■ Problem description: Search the listing below for the word "heading" and copy each line that holds it.

■ The data:
----------

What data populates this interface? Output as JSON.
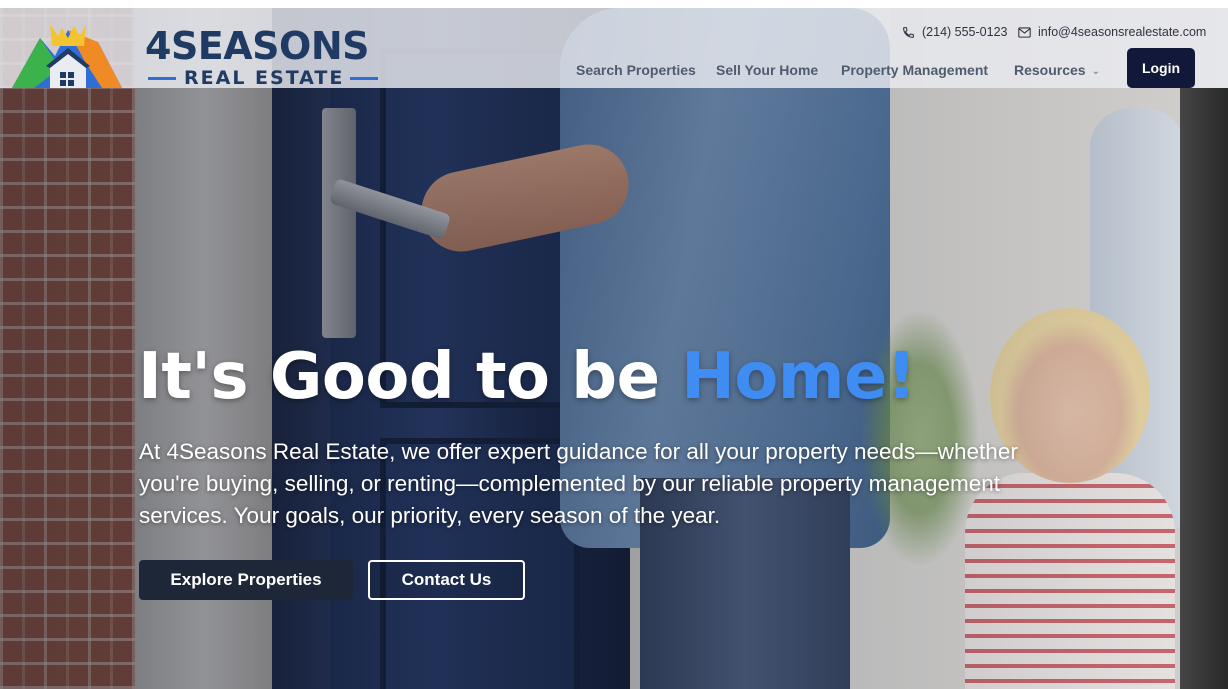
{
  "brand": {
    "name_top": "4SEASONS",
    "name_bottom": "REAL ESTATE",
    "logo_icon": "mountain-house-logo"
  },
  "contact": {
    "phone": "(214) 555-0123",
    "email": "info@4seasonsrealestate.com",
    "phone_icon": "phone-icon",
    "email_icon": "mail-icon"
  },
  "nav": {
    "items": [
      {
        "label": "Search Properties"
      },
      {
        "label": "Sell Your Home"
      },
      {
        "label": "Property Management"
      },
      {
        "label": "Resources",
        "has_dropdown": true
      }
    ],
    "login_label": "Login"
  },
  "hero": {
    "headline_prefix": "It's Good to be ",
    "headline_accent": "Home!",
    "description": "At 4Seasons Real Estate, we offer expert guidance for all your property needs—whether you're buying, selling, or renting—complemented by our reliable property management services. Your goals, our priority, every season of the year.",
    "primary_button": "Explore Properties",
    "secondary_button": "Contact Us"
  },
  "colors": {
    "brand_navy": "#1f3a63",
    "brand_blue": "#2f6ed6",
    "accent_blue": "#3f8cf2",
    "login_bg": "#12183a",
    "primary_button_bg": "#1d2738"
  }
}
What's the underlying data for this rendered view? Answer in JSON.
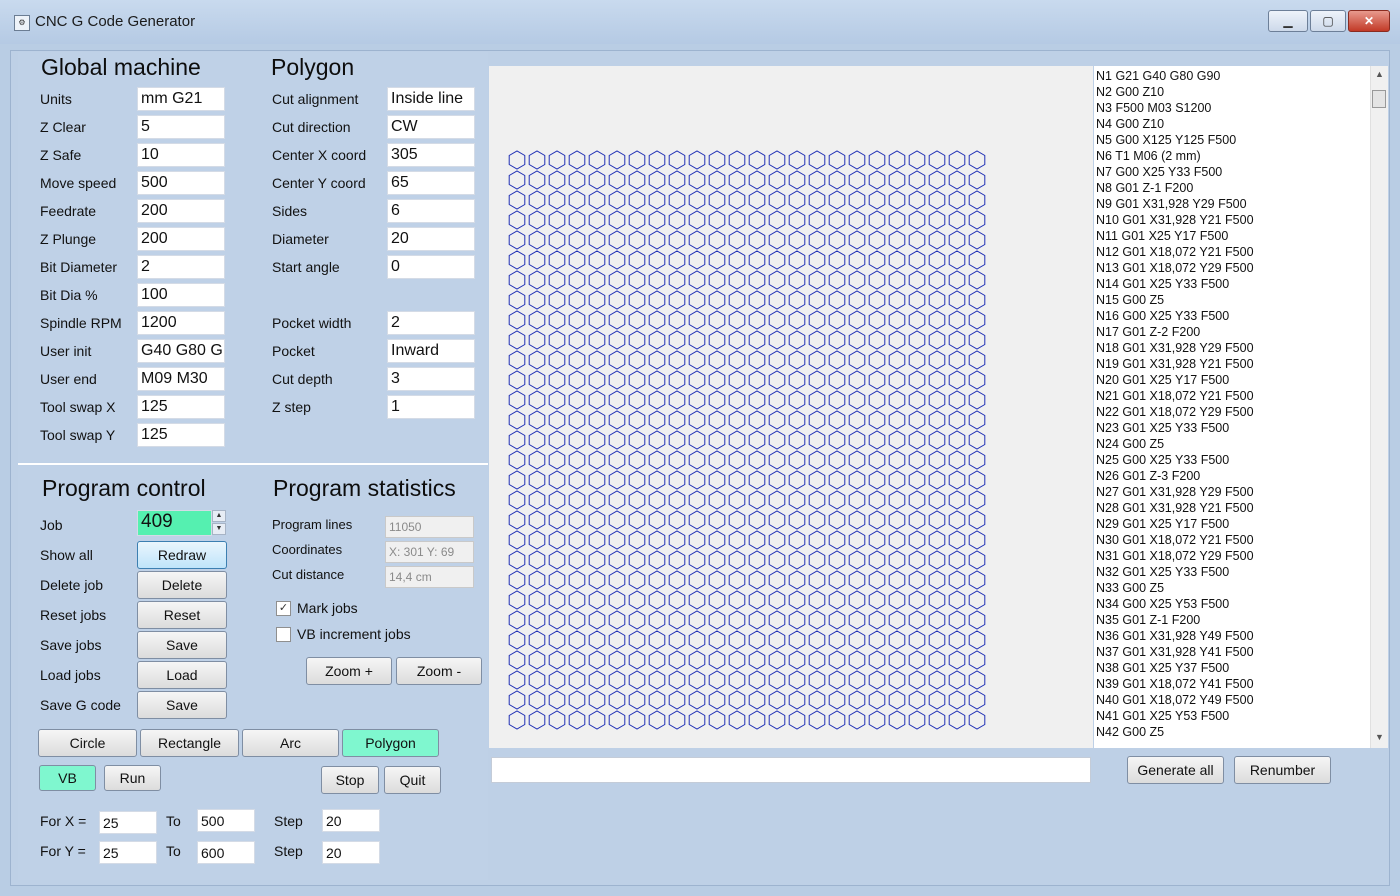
{
  "window": {
    "title": "CNC G Code Generator",
    "minimize": "▁",
    "maximize": "▢",
    "close": "✕",
    "icon": "app-icon"
  },
  "global": {
    "heading": "Global machine",
    "fields": [
      {
        "label": "Units",
        "value": "mm G21"
      },
      {
        "label": "Z Clear",
        "value": "5"
      },
      {
        "label": "Z Safe",
        "value": "10"
      },
      {
        "label": "Move speed",
        "value": "500"
      },
      {
        "label": "Feedrate",
        "value": "200"
      },
      {
        "label": "Z Plunge",
        "value": "200"
      },
      {
        "label": "Bit Diameter",
        "value": "2"
      },
      {
        "label": "Bit Dia %",
        "value": "100"
      },
      {
        "label": "Spindle RPM",
        "value": "1200"
      },
      {
        "label": "User init",
        "value": "G40 G80 G"
      },
      {
        "label": "User end",
        "value": "M09 M30"
      },
      {
        "label": "Tool swap X",
        "value": "125"
      },
      {
        "label": "Tool swap Y",
        "value": "125"
      }
    ]
  },
  "polygon": {
    "heading": "Polygon",
    "fields": [
      {
        "label": "Cut alignment",
        "value": "Inside line"
      },
      {
        "label": "Cut direction",
        "value": "CW"
      },
      {
        "label": "Center X coord",
        "value": "305"
      },
      {
        "label": "Center Y coord",
        "value": "65"
      },
      {
        "label": "Sides",
        "value": "6"
      },
      {
        "label": "Diameter",
        "value": "20"
      },
      {
        "label": "Start angle",
        "value": "0"
      }
    ],
    "fields2": [
      {
        "label": "Pocket width",
        "value": "2"
      },
      {
        "label": "Pocket",
        "value": "Inward"
      },
      {
        "label": "Cut depth",
        "value": "3"
      },
      {
        "label": "Z step",
        "value": "1"
      }
    ]
  },
  "program_control": {
    "heading": "Program control",
    "job_label": "Job",
    "job_value": "409",
    "rows": [
      {
        "label": "Show all",
        "button": "Redraw"
      },
      {
        "label": "Delete job",
        "button": "Delete"
      },
      {
        "label": "Reset jobs",
        "button": "Reset"
      },
      {
        "label": "Save jobs",
        "button": "Save"
      },
      {
        "label": "Load jobs",
        "button": "Load"
      },
      {
        "label": "Save G code",
        "button": "Save"
      }
    ]
  },
  "stats": {
    "heading": "Program statistics",
    "rows": [
      {
        "label": "Program lines",
        "value": "11050"
      },
      {
        "label": "Coordinates",
        "value": "X: 301  Y: 69"
      },
      {
        "label": "Cut distance",
        "value": "14,4 cm"
      }
    ],
    "mark_jobs": "Mark jobs",
    "mark_jobs_checked": true,
    "vb_increment": "VB increment jobs",
    "vb_increment_checked": false,
    "zoom_in": "Zoom +",
    "zoom_out": "Zoom -"
  },
  "shape_tabs": [
    "Circle",
    "Rectangle",
    "Arc",
    "Polygon"
  ],
  "active_shape": "Polygon",
  "vb": {
    "vb_button": "VB",
    "run_button": "Run",
    "stop_button": "Stop",
    "quit_button": "Quit"
  },
  "loop": {
    "for_x": "For X =",
    "for_y": "For Y =",
    "to": "To",
    "step": "Step",
    "x_from": "25",
    "x_to": "500",
    "x_step": "20",
    "y_from": "25",
    "y_to": "600",
    "y_step": "20"
  },
  "canvas": {
    "shape": "hexagon",
    "columns": 24,
    "rows": 29,
    "stroke": "#1f2fb5"
  },
  "gcode": [
    "N1 G21 G40 G80 G90",
    "N2 G00 Z10",
    "N3  F500 M03 S1200",
    "N4 G00 Z10",
    "N5 G00 X125 Y125 F500",
    "N6 T1 M06 (2 mm)",
    "N7 G00 X25 Y33 F500",
    "N8 G01 Z-1 F200",
    "N9 G01 X31,928 Y29 F500",
    "N10 G01 X31,928 Y21 F500",
    "N11 G01 X25 Y17 F500",
    "N12 G01 X18,072 Y21 F500",
    "N13 G01 X18,072 Y29 F500",
    "N14 G01 X25 Y33 F500",
    "N15 G00 Z5",
    "N16 G00 X25 Y33 F500",
    "N17 G01 Z-2 F200",
    "N18 G01 X31,928 Y29 F500",
    "N19 G01 X31,928 Y21 F500",
    "N20 G01 X25 Y17 F500",
    "N21 G01 X18,072 Y21 F500",
    "N22 G01 X18,072 Y29 F500",
    "N23 G01 X25 Y33 F500",
    "N24 G00 Z5",
    "N25 G00 X25 Y33 F500",
    "N26 G01 Z-3 F200",
    "N27 G01 X31,928 Y29 F500",
    "N28 G01 X31,928 Y21 F500",
    "N29 G01 X25 Y17 F500",
    "N30 G01 X18,072 Y21 F500",
    "N31 G01 X18,072 Y29 F500",
    "N32 G01 X25 Y33 F500",
    "N33 G00 Z5",
    "N34 G00 X25 Y53 F500",
    "N35 G01 Z-1 F200",
    "N36 G01 X31,928 Y49 F500",
    "N37 G01 X31,928 Y41 F500",
    "N38 G01 X25 Y37 F500",
    "N39 G01 X18,072 Y41 F500",
    "N40 G01 X18,072 Y49 F500",
    "N41 G01 X25 Y53 F500",
    "N42 G00 Z5"
  ],
  "status_text": "",
  "generate_all": "Generate all",
  "renumber": "Renumber"
}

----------

■ Result of this exercise:
    "heading": "Global machine",
    "heading": "Polygon",
    "heading": "Program control",
    "heading": "Program statistics",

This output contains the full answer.